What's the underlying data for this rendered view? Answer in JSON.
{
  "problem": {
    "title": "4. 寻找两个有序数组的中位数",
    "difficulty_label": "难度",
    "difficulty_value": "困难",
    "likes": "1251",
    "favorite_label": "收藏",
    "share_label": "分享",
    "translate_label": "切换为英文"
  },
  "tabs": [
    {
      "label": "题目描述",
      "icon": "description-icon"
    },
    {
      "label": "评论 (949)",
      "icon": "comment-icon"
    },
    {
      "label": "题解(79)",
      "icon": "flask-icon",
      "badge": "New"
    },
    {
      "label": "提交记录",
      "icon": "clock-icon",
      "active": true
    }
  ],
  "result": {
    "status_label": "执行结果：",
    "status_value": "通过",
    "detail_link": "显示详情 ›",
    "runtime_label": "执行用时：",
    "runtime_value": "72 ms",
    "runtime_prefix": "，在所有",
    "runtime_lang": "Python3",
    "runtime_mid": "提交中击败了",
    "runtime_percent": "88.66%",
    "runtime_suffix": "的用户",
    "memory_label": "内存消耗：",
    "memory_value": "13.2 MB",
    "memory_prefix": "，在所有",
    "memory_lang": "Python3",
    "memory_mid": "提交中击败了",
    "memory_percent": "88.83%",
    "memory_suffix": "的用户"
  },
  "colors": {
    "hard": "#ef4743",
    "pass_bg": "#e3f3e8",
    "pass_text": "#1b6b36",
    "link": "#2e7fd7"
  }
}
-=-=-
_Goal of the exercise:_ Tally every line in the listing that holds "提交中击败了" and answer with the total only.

_Output:_ 2